# [GOAL OF THE EXERCISE]
Collect each line of the records containing the string "text".

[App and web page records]

******

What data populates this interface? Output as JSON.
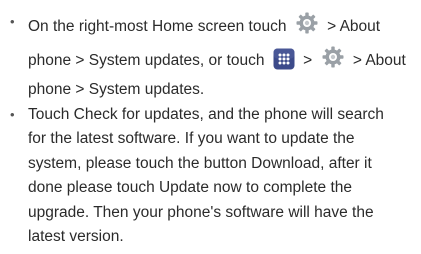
{
  "instructions": [
    {
      "segments": [
        {
          "text": "On the right-most Home screen touch"
        },
        {
          "icon": "gear-icon"
        },
        {
          "text": "> About"
        }
      ],
      "line2": [
        {
          "text": "phone > System updates, or touch"
        },
        {
          "icon": "apps-icon"
        },
        {
          "text": ">"
        },
        {
          "icon": "gear-icon"
        },
        {
          "text": "> About"
        }
      ],
      "line3": "phone > System updates."
    },
    {
      "lines": [
        "Touch Check for updates, and the phone will search",
        "for the latest software. If you want to update the",
        "system, please touch the button Download, after it",
        "done please touch Update now to complete the",
        "upgrade. Then your phone's software will have the",
        "latest version."
      ]
    }
  ],
  "bullet_glyph": "•",
  "colors": {
    "text": "#2b2b2b",
    "gear_icon": "#9aa0a6",
    "apps_icon_bg": "#3c4a8a",
    "apps_icon_dots": "#ffffff"
  }
}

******

# [FINISHED TASK]
          "text": "On the right-most Home screen touch"
          "text": "> About"
          "text": "phone > System updates, or touch"
          "text": ">"
          "text": "> About"
    "text": "#2b2b2b",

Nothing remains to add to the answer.